All of that being said, some of the criticism of the manager over the past ten days has been wildly over the top. Sure, things aren’t particularly rosy right now but for the likes of Didi Hamann, Kevin Kilbane and Alan Shearer to suggest that Klopp hasn’t improved Liverpool from where they were under Rodgers is nonsense.
The immediate basis for this revisionism undoubtedly stems from that blistering 2013/14 season, when Liverpool came as close to winning the league as they had done at any point since the dismantling of the Soviet Union. Not to take away from Rodgers’ involvement in that season, but that was brilliant, disorganised chaos. It relied on Luis Suarez, Daniel Sturridge and Raheem Sterling slotting into whatever formation they deemed necessary at the time and there seemed to be no semblance of a game plan or tactical structure other than attack all the time.

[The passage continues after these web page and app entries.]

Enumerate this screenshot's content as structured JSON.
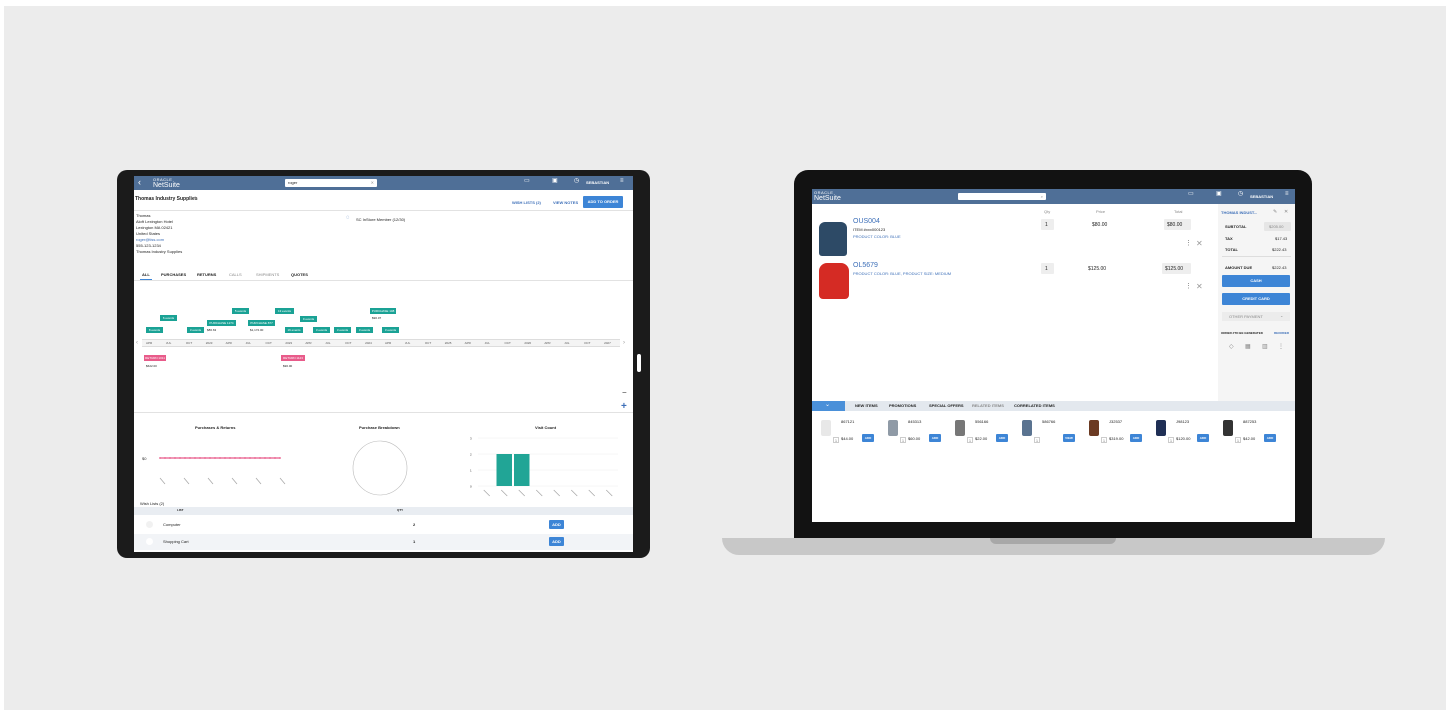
{
  "tablet": {
    "brand": {
      "top": "ORACLE",
      "name": "NetSuite"
    },
    "search_value": "roger",
    "user": "SEBASTIAN",
    "customer_name": "Thomas Industry Supplies",
    "wish_lists_link": "WISH LISTS (2)",
    "view_notes_link": "VIEW NOTES",
    "add_to_order": "ADD TO ORDER",
    "address_lines": [
      "Thomas",
      "Aloft Lexington Hotel",
      "Lexington MA 02421",
      "United States",
      "roger@tiss.com",
      "555-123-1234",
      "Thomas Industry Supplies"
    ],
    "member_status": "SC InStore Member (12/30)",
    "tabs": [
      "ALL",
      "PURCHASES",
      "RETURNS",
      "CALLS",
      "SHIPMENTS",
      "QUOTES"
    ],
    "timeline_axis": [
      "APR",
      "JUL",
      "OCT",
      "2023",
      "APR",
      "JUL",
      "OCT",
      "2023",
      "APR",
      "JUL",
      "OCT",
      "2024",
      "APR",
      "JUL",
      "OCT",
      "2025",
      "APR",
      "JUL",
      "OCT",
      "2026",
      "APR",
      "JUL",
      "OCT",
      "2027"
    ],
    "timeline_chips": [
      "6 events",
      "8 events",
      "5 events",
      "13 events",
      "9 events",
      "PURCHASE 108",
      "3 events",
      "16 events",
      "PURCHASE 1274",
      "PURCHASE 877",
      "3 events",
      "3 events",
      "3 events",
      "3 events",
      "3 events"
    ],
    "timeline_amounts": [
      "$86.63",
      "$1,172.00",
      "$90.07"
    ],
    "returns": [
      {
        "label": "RETURN 1011",
        "amount": "$622.00"
      },
      {
        "label": "RETURN 1123",
        "amount": "$90.00"
      }
    ],
    "zoom": {
      "minus": "−",
      "plus": "+"
    },
    "chart_titles": [
      "Purchases & Returns",
      "Purchase Breakdown",
      "Visit Count"
    ],
    "wish_lists_title": "Wish Lists (2)",
    "wish_table": {
      "headers": [
        "LIST",
        "QTY"
      ],
      "rows": [
        {
          "name": "Computer",
          "qty": "2",
          "action": "ADD"
        },
        {
          "name": "Shopping Cart",
          "qty": "1",
          "action": "ADD"
        }
      ]
    }
  },
  "chart_data": [
    {
      "type": "line",
      "title": "Purchases & Returns",
      "series": [
        {
          "values": [
            1,
            1,
            1,
            1,
            1,
            1,
            1,
            1,
            1,
            1,
            1,
            1,
            1,
            1,
            1,
            1,
            1,
            1,
            1,
            1,
            1,
            1,
            1,
            1,
            1
          ]
        }
      ],
      "ylabel_tick": "$0"
    },
    {
      "type": "pie",
      "title": "Purchase Breakdown",
      "values": []
    },
    {
      "type": "bar",
      "title": "Visit Count",
      "categories": [
        "1",
        "2",
        "3",
        "4",
        "5",
        "6",
        "7",
        "8"
      ],
      "values": [
        0,
        2,
        2,
        0,
        0,
        0,
        0,
        0
      ],
      "ylim": [
        0,
        3
      ]
    }
  ],
  "laptop": {
    "brand": {
      "top": "ORACLE",
      "name": "NetSuite"
    },
    "user": "SEBASTIAN",
    "col_headers": [
      "Qty",
      "Price",
      "Total"
    ],
    "items": [
      {
        "sku": "OUS004",
        "sub": "ITEM #xxx000123",
        "opt": "PRODUCT COLOR: BLUE",
        "qty": "1",
        "price": "$80.00",
        "total": "$80.00"
      },
      {
        "sku": "OL5679",
        "sub": "",
        "opt": "PRODUCT COLOR: BLUE, PRODUCT SIZE: MEDIUM",
        "qty": "1",
        "price": "$125.00",
        "total": "$125.00"
      }
    ],
    "summary": {
      "customer": "THOMAS INDUST...",
      "subtotal_label": "SUBTOTAL",
      "subtotal": "$205.00",
      "tax_label": "TAX",
      "tax": "$17.43",
      "total_label": "TOTAL",
      "total": "$222.43",
      "amount_due_label": "AMOUNT DUE",
      "amount_due": "$222.43",
      "cash": "CASH",
      "credit": "CREDIT CARD",
      "other": "OTHER PAYMENT",
      "order_note": "ORDER #TO BE GENERATED",
      "reorder": "REORDER"
    },
    "bottom_tabs": [
      "NEW ITEMS",
      "PROMOTIONS",
      "SPECIAL OFFERS",
      "RELATED ITEMS",
      "CORRELATED ITEMS"
    ],
    "products": [
      {
        "sku": "867121",
        "price": "$44.00",
        "btn": "ADD"
      },
      {
        "sku": "845313",
        "price": "$60.00",
        "btn": "ADD"
      },
      {
        "sku": "556166",
        "price": "$22.00",
        "btn": "ADD"
      },
      {
        "sku": "586766",
        "price": "",
        "btn": "VIEW"
      },
      {
        "sku": "J32537",
        "price": "$319.00",
        "btn": "ADD"
      },
      {
        "sku": "J98123",
        "price": "$120.00",
        "btn": "ADD"
      },
      {
        "sku": "887253",
        "price": "$42.00",
        "btn": "ADD"
      }
    ]
  }
}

The flaws in this system were brutally exposed the following season when Suarez left, Sturridge was injured all the time, Sterling decided he didn’t want to be there anymore, and the less said about Mario Balotelli the better. By the end, they were nothing as a team other than possession football and blunt sadness, and Rodgers was fired for a reason.
Klopp has made mistakes as Liverpool manager and it is fair to say that the defence hasn’t improved in his time at Anfield (16 goals conceded in nine games just isn’t good enough), but the attack is far more organised and structured now, bar perhaps leaning a bit too much on Sadio Mane, and adding Salah to the mix is already looking like a brilliant move.
By its very definition then, Klopp has improved Liverpool.
Any perceived step backwards is going to make people jittery, it’s only natural, but Liverpool fans would do very well to avoid throwing the baby out with the bathwater as they knee-jerk wildly. Klopp led the side to two cup finals in his first few months at the club and delivered Champions League football in his his first full year; that has to count for something.
By all means criticise the manager for the current situation, but demanding everything be ripped up and started again is the sort of mentality that led to the appointment of Hodgson.
Be very, very careful of what you wish for.
In this week’s episode of the Mixer Irish football podcast, we chat to Sligo Rovers manager Gerard Lyttle, analyse Dundalk’s EA Sports Cup victory and review/preview the latest League of Ireland action.